### What you are asked to do:
Pick out every line in the data below that holds "JSON".

### Material supplied:
☆ ☆ ☆
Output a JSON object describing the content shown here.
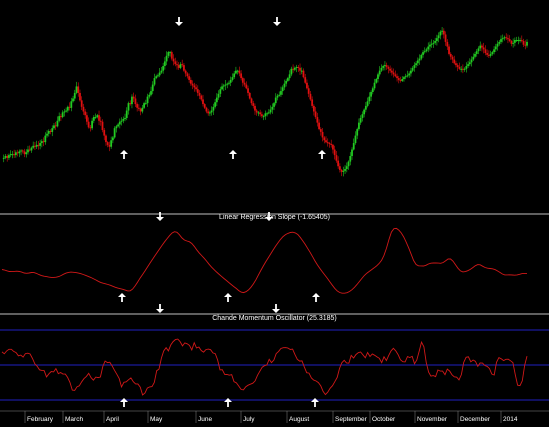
{
  "colors": {
    "background": "#000000",
    "candle_up": "#22cc22",
    "candle_down": "#e01010",
    "indicator_line": "#d01818",
    "band_line": "#2a2aff",
    "separator": "#ffffff",
    "arrow": "#ffffff"
  },
  "chart_data": [
    {
      "type": "candlestick",
      "name": "price",
      "title": "",
      "x_labels": [
        "February",
        "March",
        "April",
        "May",
        "June",
        "July",
        "August",
        "September",
        "October",
        "November",
        "December",
        "2014"
      ],
      "close": [
        66,
        66,
        68,
        66,
        69,
        70,
        70,
        69,
        72,
        71,
        73,
        74,
        73,
        70,
        72,
        75,
        74,
        77,
        79,
        78,
        80,
        79,
        82,
        84,
        83,
        90,
        92,
        95,
        94,
        98,
        101,
        100,
        106,
        111,
        110,
        115,
        116,
        117,
        121,
        120,
        127,
        130,
        136,
        143,
        136,
        128,
        121,
        116,
        112,
        105,
        99,
        98,
        106,
        110,
        110,
        112,
        106,
        105,
        96,
        90,
        83,
        80,
        78,
        85,
        88,
        98,
        100,
        102,
        105,
        106,
        108,
        109,
        117,
        125,
        124,
        132,
        130,
        124,
        120,
        119,
        116,
        120,
        125,
        125,
        132,
        134,
        138,
        145,
        152,
        154,
        155,
        158,
        160,
        165,
        170,
        176,
        180,
        180,
        173,
        170,
        167,
        166,
        163,
        167,
        166,
        160,
        157,
        154,
        150,
        146,
        144,
        142,
        140,
        136,
        133,
        129,
        124,
        120,
        116,
        114,
        115,
        117,
        121,
        126,
        131,
        135,
        140,
        143,
        144,
        145,
        146,
        147,
        150,
        153,
        157,
        160,
        160,
        157,
        152,
        147,
        145,
        141,
        136,
        130,
        125,
        122,
        117,
        115,
        115,
        113,
        111,
        111,
        114,
        114,
        115,
        118,
        121,
        125,
        131,
        133,
        134,
        138,
        142,
        146,
        149,
        152,
        156,
        162,
        161,
        163,
        164,
        163,
        160,
        160,
        153,
        147,
        141,
        135,
        129,
        122,
        116,
        110,
        104,
        97,
        94,
        88,
        85,
        83,
        82,
        81,
        80,
        75,
        69,
        63,
        57,
        53,
        51,
        52,
        54,
        57,
        62,
        68,
        75,
        82,
        90,
        97,
        104,
        109,
        113,
        118,
        122,
        127,
        132,
        137,
        141,
        147,
        151,
        156,
        160,
        163,
        165,
        166,
        164,
        162,
        160,
        158,
        156,
        154,
        152,
        150,
        149,
        151,
        153,
        154,
        155,
        157,
        160,
        163,
        166,
        168,
        171,
        173,
        177,
        180,
        181,
        183,
        186,
        188,
        189,
        190,
        192,
        195,
        198,
        202,
        203,
        199,
        191,
        186,
        178,
        175,
        172,
        168,
        166,
        164,
        162,
        162,
        161,
        162,
        165,
        167,
        169,
        172,
        175,
        178,
        181,
        184,
        187,
        185,
        183,
        179,
        177,
        176,
        178,
        180,
        183,
        186,
        189,
        191,
        194,
        195,
        196,
        195,
        194,
        192,
        189,
        190,
        193,
        193,
        193,
        193,
        192,
        188,
        187,
        191
      ]
    },
    {
      "type": "line",
      "name": "linear_regression_slope",
      "title": "Linear Regression Slope (-1.65405)",
      "values": [
        -0.6,
        -0.73,
        -0.95,
        -1.13,
        -1.17,
        -1.11,
        -1.07,
        -1.13,
        -1.31,
        -1.53,
        -1.61,
        -1.53,
        -1.41,
        -1.44,
        -1.65,
        -1.96,
        -2.22,
        -2.38,
        -2.5,
        -2.62,
        -2.7,
        -2.7,
        -2.64,
        -2.48,
        -2.19,
        -1.85,
        -1.56,
        -1.37,
        -1.31,
        -1.35,
        -1.44,
        -1.56,
        -1.72,
        -1.93,
        -2.18,
        -2.44,
        -2.71,
        -3.02,
        -3.36,
        -3.71,
        -4.02,
        -4.24,
        -4.41,
        -4.58,
        -4.79,
        -5.06,
        -5.33,
        -5.55,
        -5.7,
        -5.86,
        -6.08,
        -6.29,
        -6.26,
        -5.8,
        -4.96,
        -3.94,
        -2.93,
        -1.96,
        -0.99,
        0.03,
        1.06,
        2.04,
        3.0,
        3.95,
        4.91,
        5.86,
        6.76,
        7.59,
        8.38,
        9.07,
        9.43,
        9.27,
        8.6,
        7.79,
        7.23,
        6.97,
        6.76,
        6.3,
        5.52,
        4.61,
        3.8,
        3.11,
        2.4,
        1.62,
        0.8,
        0.03,
        -0.64,
        -1.24,
        -1.82,
        -2.4,
        -2.97,
        -3.51,
        -4.06,
        -4.59,
        -5.11,
        -5.63,
        -6.18,
        -6.62,
        -6.75,
        -6.51,
        -6.02,
        -5.34,
        -4.44,
        -3.33,
        -2.11,
        -0.87,
        0.32,
        1.41,
        2.47,
        3.53,
        4.57,
        5.59,
        6.52,
        7.39,
        8.12,
        8.65,
        8.98,
        9.2,
        9.28,
        9.12,
        8.67,
        7.93,
        7.03,
        6.05,
        5.03,
        3.95,
        2.79,
        1.64,
        0.58,
        -0.36,
        -1.24,
        -2.09,
        -2.96,
        -3.86,
        -4.77,
        -5.61,
        -6.29,
        -6.72,
        -6.91,
        -6.91,
        -6.76,
        -6.44,
        -5.96,
        -5.34,
        -4.61,
        -3.79,
        -2.96,
        -2.21,
        -1.6,
        -1.1,
        -0.63,
        -0.17,
        0.35,
        0.98,
        1.84,
        3.16,
        5.07,
        7.39,
        9.31,
        10.23,
        10.3,
        9.85,
        9.08,
        7.98,
        6.63,
        5.12,
        3.43,
        1.79,
        0.72,
        0.38,
        0.35,
        0.32,
        0.51,
        0.84,
        1.06,
        1.12,
        1.11,
        1.08,
        1.05,
        1.24,
        1.74,
        2.19,
        2.17,
        1.57,
        0.64,
        -0.29,
        -0.97,
        -1.25,
        -1.17,
        -0.92,
        -0.58,
        -0.11,
        0.38,
        0.69,
        0.63,
        0.28,
        -0.07,
        -0.26,
        -0.33,
        -0.42,
        -0.64,
        -0.98,
        -1.39,
        -1.79,
        -2.03,
        -2.03,
        -2.01,
        -2.08,
        -2.12,
        -2.05,
        -1.87,
        -1.69,
        -1.65,
        -1.65
      ],
      "ylim": [
        -9.5,
        12
      ]
    },
    {
      "type": "line",
      "name": "chande_momentum_oscillator",
      "title": "Chande Momentum Oscillator (25.3185)",
      "values": [
        37.4,
        31.9,
        40.2,
        44.8,
        44.8,
        38.9,
        35.3,
        26.2,
        28.2,
        22.5,
        32.7,
        33.6,
        31.4,
        18.7,
        3.3,
        -3.6,
        -13.7,
        -15.3,
        -16.3,
        -34.1,
        -25.2,
        -18.6,
        -19.6,
        -10.4,
        -24.7,
        -21.5,
        -25.8,
        -25.9,
        -35.3,
        -50.1,
        -71.8,
        -72.5,
        -62.3,
        -59.5,
        -48.1,
        -38.9,
        -32.6,
        -23.6,
        -36.2,
        -43.3,
        -34.5,
        -36.1,
        -34.2,
        -4.2,
        11.4,
        6.8,
        8.1,
        -2.9,
        -15.0,
        -26.2,
        -38.6,
        -62.6,
        -49.4,
        -48.0,
        -42.0,
        -37.0,
        -47.6,
        -53.9,
        -54.3,
        -63.3,
        -85.6,
        -80.0,
        -66.1,
        -62.7,
        -61.6,
        -50.1,
        -16.3,
        -11.7,
        19.6,
        40.0,
        49.4,
        40.2,
        57.4,
        66.8,
        72.5,
        74.0,
        66.8,
        54.6,
        63.1,
        60.5,
        56.1,
        42.8,
        63.7,
        49.0,
        51.3,
        41.3,
        36.8,
        44.1,
        45.4,
        43.6,
        34.7,
        32.2,
        14.6,
        -14.1,
        -13.4,
        -27.0,
        -27.1,
        -29.1,
        -27.7,
        -47.6,
        -51.0,
        -60.1,
        -69.8,
        -71.2,
        -62.1,
        -57.6,
        -54.8,
        -51.9,
        -45.4,
        -29.3,
        -18.1,
        -6.4,
        -2.1,
        0.1,
        16.2,
        7.0,
        14.2,
        32.6,
        39.0,
        47.1,
        49.4,
        49.6,
        48.5,
        44.3,
        45.4,
        29.5,
        16.3,
        11.2,
        11.6,
        -5.3,
        -22.1,
        -23.2,
        -37.1,
        -43.2,
        -45.6,
        -50.2,
        -59.7,
        -75.3,
        -84.5,
        -77.4,
        -66.6,
        -59.1,
        -47.8,
        -35.5,
        -10.0,
        6.2,
        13.4,
        5.9,
        5.4,
        27.5,
        20.1,
        29.6,
        35.1,
        37.2,
        29.1,
        20.5,
        35.6,
        24.2,
        31.4,
        27.7,
        23.0,
        19.1,
        6.6,
        23.5,
        12.6,
        27.3,
        40.5,
        47.6,
        40.3,
        29.6,
        15.2,
        9.3,
        8.8,
        24.1,
        21.5,
        24.5,
        3.5,
        14.4,
        39.7,
        65.5,
        51.9,
        7.6,
        -20.3,
        -31.8,
        -30.2,
        -33.2,
        -14.2,
        -17.5,
        -17.5,
        -27.6,
        -11.7,
        -17.3,
        -28.0,
        -33.6,
        -34.8,
        -42.7,
        -27.2,
        7.5,
        22.0,
        23.4,
        9.2,
        14.4,
        10.5,
        -3.9,
        5.6,
        5.3,
        -1.4,
        -3.9,
        -10.2,
        -25.8,
        -28.7,
        7.7,
        21.1,
        17.7,
        12.6,
        16.4,
        16.7,
        12.0,
        6.9,
        -28.1,
        -57.8,
        -58.8,
        -45.1,
        -0.4,
        25.3
      ],
      "bands": [
        100,
        0,
        -100
      ],
      "ylim": [
        -100,
        100
      ]
    }
  ],
  "arrows": [
    {
      "panel": 0,
      "direction": "down",
      "x": 179
    },
    {
      "panel": 0,
      "direction": "down",
      "x": 277
    },
    {
      "panel": 0,
      "direction": "up",
      "x": 124
    },
    {
      "panel": 0,
      "direction": "up",
      "x": 233
    },
    {
      "panel": 0,
      "direction": "up",
      "x": 322
    },
    {
      "panel": 1,
      "direction": "down",
      "x": 160
    },
    {
      "panel": 1,
      "direction": "down",
      "x": 269
    },
    {
      "panel": 1,
      "direction": "up",
      "x": 122
    },
    {
      "panel": 1,
      "direction": "up",
      "x": 228
    },
    {
      "panel": 1,
      "direction": "up",
      "x": 316
    },
    {
      "panel": 2,
      "direction": "down",
      "x": 160
    },
    {
      "panel": 2,
      "direction": "down",
      "x": 276
    },
    {
      "panel": 2,
      "direction": "up",
      "x": 124
    },
    {
      "panel": 2,
      "direction": "up",
      "x": 228
    },
    {
      "panel": 2,
      "direction": "up",
      "x": 315
    }
  ]
}
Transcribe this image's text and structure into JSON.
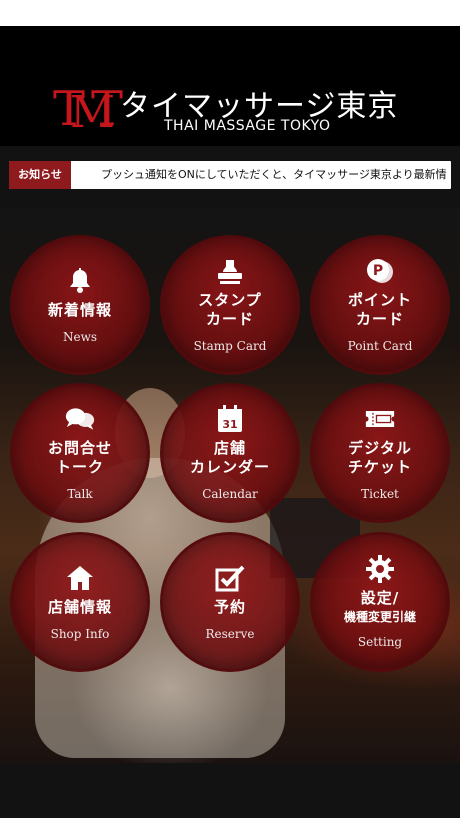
{
  "header": {
    "logo_mark": [
      "T",
      "M",
      "T"
    ],
    "logo_jp": "タイマッサージ東京",
    "logo_en": "THAI MASSAGE TOKYO"
  },
  "notice": {
    "badge": "お知らせ",
    "text": "プッシュ通知をONにしていただくと、タイマッサージ東京より最新情"
  },
  "menu": [
    {
      "jp": "新着情報",
      "en": "News",
      "icon": "bell-icon"
    },
    {
      "jp": "スタンプ\nカード",
      "en": "Stamp Card",
      "icon": "stamp-icon"
    },
    {
      "jp": "ポイント\nカード",
      "en": "Point Card",
      "icon": "point-coin-icon",
      "icon_text": "P"
    },
    {
      "jp": "お問合せ\nトーク",
      "en": "Talk",
      "icon": "chat-bubbles-icon"
    },
    {
      "jp": "店舗\nカレンダー",
      "en": "Calendar",
      "icon": "calendar-icon",
      "icon_text": "31"
    },
    {
      "jp": "デジタル\nチケット",
      "en": "Ticket",
      "icon": "ticket-icon"
    },
    {
      "jp": "店舗情報",
      "en": "Shop Info",
      "icon": "home-icon"
    },
    {
      "jp": "予約",
      "en": "Reserve",
      "icon": "checkbox-icon"
    },
    {
      "jp": "設定/",
      "jp2": "機種変更引継",
      "en": "Setting",
      "icon": "gear-icon"
    }
  ],
  "colors": {
    "brand_red": "#c4161c",
    "badge_red": "#8e1a1e",
    "button_red": "#91161a"
  }
}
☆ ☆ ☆
### Result:
Output a JSON object describing the content shown here.
Transcribe this image's text and structure into JSON.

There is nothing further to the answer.